***** RECORDS SUPPLIED
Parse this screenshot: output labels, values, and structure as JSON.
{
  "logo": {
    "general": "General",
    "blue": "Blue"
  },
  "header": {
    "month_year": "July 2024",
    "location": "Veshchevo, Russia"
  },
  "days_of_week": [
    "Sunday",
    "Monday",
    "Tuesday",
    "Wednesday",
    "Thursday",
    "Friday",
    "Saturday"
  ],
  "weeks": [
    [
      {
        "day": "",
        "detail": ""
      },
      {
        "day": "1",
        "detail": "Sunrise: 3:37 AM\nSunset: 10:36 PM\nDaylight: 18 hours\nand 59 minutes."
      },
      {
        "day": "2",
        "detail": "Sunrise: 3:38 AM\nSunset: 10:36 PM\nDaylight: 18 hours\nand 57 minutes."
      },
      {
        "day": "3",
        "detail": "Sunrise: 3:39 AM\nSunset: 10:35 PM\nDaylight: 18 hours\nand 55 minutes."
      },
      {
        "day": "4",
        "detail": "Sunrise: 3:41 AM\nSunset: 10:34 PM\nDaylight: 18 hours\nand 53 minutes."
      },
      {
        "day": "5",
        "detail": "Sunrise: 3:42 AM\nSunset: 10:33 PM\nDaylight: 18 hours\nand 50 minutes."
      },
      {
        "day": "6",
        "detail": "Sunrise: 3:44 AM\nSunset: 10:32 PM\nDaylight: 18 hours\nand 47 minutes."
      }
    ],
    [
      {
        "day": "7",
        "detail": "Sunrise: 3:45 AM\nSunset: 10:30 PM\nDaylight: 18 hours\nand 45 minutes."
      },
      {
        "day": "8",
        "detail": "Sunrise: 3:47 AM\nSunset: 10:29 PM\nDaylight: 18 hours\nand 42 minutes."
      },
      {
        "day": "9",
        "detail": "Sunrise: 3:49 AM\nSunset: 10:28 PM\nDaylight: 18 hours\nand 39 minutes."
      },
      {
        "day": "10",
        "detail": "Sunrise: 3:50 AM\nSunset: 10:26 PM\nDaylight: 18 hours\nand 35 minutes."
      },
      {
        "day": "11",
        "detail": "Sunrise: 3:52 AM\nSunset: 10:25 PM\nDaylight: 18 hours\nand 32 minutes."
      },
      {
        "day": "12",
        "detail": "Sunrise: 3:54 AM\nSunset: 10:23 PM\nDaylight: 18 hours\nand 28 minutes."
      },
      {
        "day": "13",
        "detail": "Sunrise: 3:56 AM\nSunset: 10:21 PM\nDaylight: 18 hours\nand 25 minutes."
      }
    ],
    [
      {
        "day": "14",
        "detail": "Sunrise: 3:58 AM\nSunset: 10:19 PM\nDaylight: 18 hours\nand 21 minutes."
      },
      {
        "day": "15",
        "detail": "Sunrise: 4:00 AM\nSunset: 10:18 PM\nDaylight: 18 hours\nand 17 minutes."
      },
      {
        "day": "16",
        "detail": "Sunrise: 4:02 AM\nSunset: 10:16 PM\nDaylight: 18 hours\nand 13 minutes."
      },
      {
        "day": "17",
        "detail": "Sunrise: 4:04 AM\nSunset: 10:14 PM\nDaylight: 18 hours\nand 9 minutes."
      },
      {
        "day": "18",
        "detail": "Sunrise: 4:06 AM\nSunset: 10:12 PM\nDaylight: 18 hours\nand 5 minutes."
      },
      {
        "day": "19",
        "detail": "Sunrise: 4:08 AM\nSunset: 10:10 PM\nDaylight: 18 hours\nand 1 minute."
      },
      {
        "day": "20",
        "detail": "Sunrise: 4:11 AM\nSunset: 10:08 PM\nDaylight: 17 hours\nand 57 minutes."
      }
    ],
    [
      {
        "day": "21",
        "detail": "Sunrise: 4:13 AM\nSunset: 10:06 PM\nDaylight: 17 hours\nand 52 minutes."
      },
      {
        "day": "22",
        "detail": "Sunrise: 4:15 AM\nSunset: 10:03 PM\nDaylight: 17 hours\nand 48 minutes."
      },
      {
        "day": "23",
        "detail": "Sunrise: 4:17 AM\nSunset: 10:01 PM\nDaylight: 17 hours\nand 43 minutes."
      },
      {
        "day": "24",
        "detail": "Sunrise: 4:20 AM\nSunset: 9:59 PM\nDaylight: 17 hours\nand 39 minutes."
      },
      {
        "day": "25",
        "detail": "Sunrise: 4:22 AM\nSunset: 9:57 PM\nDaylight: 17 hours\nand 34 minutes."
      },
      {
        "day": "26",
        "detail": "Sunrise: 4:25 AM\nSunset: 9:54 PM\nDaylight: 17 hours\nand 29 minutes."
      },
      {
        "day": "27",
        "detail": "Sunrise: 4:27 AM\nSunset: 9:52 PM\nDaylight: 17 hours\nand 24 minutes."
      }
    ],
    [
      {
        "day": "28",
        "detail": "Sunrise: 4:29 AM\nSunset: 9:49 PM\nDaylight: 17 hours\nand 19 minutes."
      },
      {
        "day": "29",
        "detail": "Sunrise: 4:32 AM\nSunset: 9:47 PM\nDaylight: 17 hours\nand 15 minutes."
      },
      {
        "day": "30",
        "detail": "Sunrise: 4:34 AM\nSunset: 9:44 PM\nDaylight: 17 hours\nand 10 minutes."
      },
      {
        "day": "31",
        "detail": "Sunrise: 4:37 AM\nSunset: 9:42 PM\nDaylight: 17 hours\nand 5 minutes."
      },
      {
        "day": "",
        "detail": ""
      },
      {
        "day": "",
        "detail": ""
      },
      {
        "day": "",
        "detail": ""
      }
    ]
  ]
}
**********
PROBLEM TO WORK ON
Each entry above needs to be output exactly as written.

RESPONSE FOR THIS EXERCISE
Parse this screenshot: output labels, values, and structure as JSON.
{
  "logo": {
    "general": "General",
    "blue": "Blue"
  },
  "header": {
    "month_year": "July 2024",
    "location": "Veshchevo, Russia"
  },
  "days_of_week": [
    "Sunday",
    "Monday",
    "Tuesday",
    "Wednesday",
    "Thursday",
    "Friday",
    "Saturday"
  ],
  "weeks": [
    [
      {
        "day": "",
        "detail": ""
      },
      {
        "day": "1",
        "detail": "Sunrise: 3:37 AM\nSunset: 10:36 PM\nDaylight: 18 hours\nand 59 minutes."
      },
      {
        "day": "2",
        "detail": "Sunrise: 3:38 AM\nSunset: 10:36 PM\nDaylight: 18 hours\nand 57 minutes."
      },
      {
        "day": "3",
        "detail": "Sunrise: 3:39 AM\nSunset: 10:35 PM\nDaylight: 18 hours\nand 55 minutes."
      },
      {
        "day": "4",
        "detail": "Sunrise: 3:41 AM\nSunset: 10:34 PM\nDaylight: 18 hours\nand 53 minutes."
      },
      {
        "day": "5",
        "detail": "Sunrise: 3:42 AM\nSunset: 10:33 PM\nDaylight: 18 hours\nand 50 minutes."
      },
      {
        "day": "6",
        "detail": "Sunrise: 3:44 AM\nSunset: 10:32 PM\nDaylight: 18 hours\nand 47 minutes."
      }
    ],
    [
      {
        "day": "7",
        "detail": "Sunrise: 3:45 AM\nSunset: 10:30 PM\nDaylight: 18 hours\nand 45 minutes."
      },
      {
        "day": "8",
        "detail": "Sunrise: 3:47 AM\nSunset: 10:29 PM\nDaylight: 18 hours\nand 42 minutes."
      },
      {
        "day": "9",
        "detail": "Sunrise: 3:49 AM\nSunset: 10:28 PM\nDaylight: 18 hours\nand 39 minutes."
      },
      {
        "day": "10",
        "detail": "Sunrise: 3:50 AM\nSunset: 10:26 PM\nDaylight: 18 hours\nand 35 minutes."
      },
      {
        "day": "11",
        "detail": "Sunrise: 3:52 AM\nSunset: 10:25 PM\nDaylight: 18 hours\nand 32 minutes."
      },
      {
        "day": "12",
        "detail": "Sunrise: 3:54 AM\nSunset: 10:23 PM\nDaylight: 18 hours\nand 28 minutes."
      },
      {
        "day": "13",
        "detail": "Sunrise: 3:56 AM\nSunset: 10:21 PM\nDaylight: 18 hours\nand 25 minutes."
      }
    ],
    [
      {
        "day": "14",
        "detail": "Sunrise: 3:58 AM\nSunset: 10:19 PM\nDaylight: 18 hours\nand 21 minutes."
      },
      {
        "day": "15",
        "detail": "Sunrise: 4:00 AM\nSunset: 10:18 PM\nDaylight: 18 hours\nand 17 minutes."
      },
      {
        "day": "16",
        "detail": "Sunrise: 4:02 AM\nSunset: 10:16 PM\nDaylight: 18 hours\nand 13 minutes."
      },
      {
        "day": "17",
        "detail": "Sunrise: 4:04 AM\nSunset: 10:14 PM\nDaylight: 18 hours\nand 9 minutes."
      },
      {
        "day": "18",
        "detail": "Sunrise: 4:06 AM\nSunset: 10:12 PM\nDaylight: 18 hours\nand 5 minutes."
      },
      {
        "day": "19",
        "detail": "Sunrise: 4:08 AM\nSunset: 10:10 PM\nDaylight: 18 hours\nand 1 minute."
      },
      {
        "day": "20",
        "detail": "Sunrise: 4:11 AM\nSunset: 10:08 PM\nDaylight: 17 hours\nand 57 minutes."
      }
    ],
    [
      {
        "day": "21",
        "detail": "Sunrise: 4:13 AM\nSunset: 10:06 PM\nDaylight: 17 hours\nand 52 minutes."
      },
      {
        "day": "22",
        "detail": "Sunrise: 4:15 AM\nSunset: 10:03 PM\nDaylight: 17 hours\nand 48 minutes."
      },
      {
        "day": "23",
        "detail": "Sunrise: 4:17 AM\nSunset: 10:01 PM\nDaylight: 17 hours\nand 43 minutes."
      },
      {
        "day": "24",
        "detail": "Sunrise: 4:20 AM\nSunset: 9:59 PM\nDaylight: 17 hours\nand 39 minutes."
      },
      {
        "day": "25",
        "detail": "Sunrise: 4:22 AM\nSunset: 9:57 PM\nDaylight: 17 hours\nand 34 minutes."
      },
      {
        "day": "26",
        "detail": "Sunrise: 4:25 AM\nSunset: 9:54 PM\nDaylight: 17 hours\nand 29 minutes."
      },
      {
        "day": "27",
        "detail": "Sunrise: 4:27 AM\nSunset: 9:52 PM\nDaylight: 17 hours\nand 24 minutes."
      }
    ],
    [
      {
        "day": "28",
        "detail": "Sunrise: 4:29 AM\nSunset: 9:49 PM\nDaylight: 17 hours\nand 19 minutes."
      },
      {
        "day": "29",
        "detail": "Sunrise: 4:32 AM\nSunset: 9:47 PM\nDaylight: 17 hours\nand 15 minutes."
      },
      {
        "day": "30",
        "detail": "Sunrise: 4:34 AM\nSunset: 9:44 PM\nDaylight: 17 hours\nand 10 minutes."
      },
      {
        "day": "31",
        "detail": "Sunrise: 4:37 AM\nSunset: 9:42 PM\nDaylight: 17 hours\nand 5 minutes."
      },
      {
        "day": "",
        "detail": ""
      },
      {
        "day": "",
        "detail": ""
      },
      {
        "day": "",
        "detail": ""
      }
    ]
  ]
}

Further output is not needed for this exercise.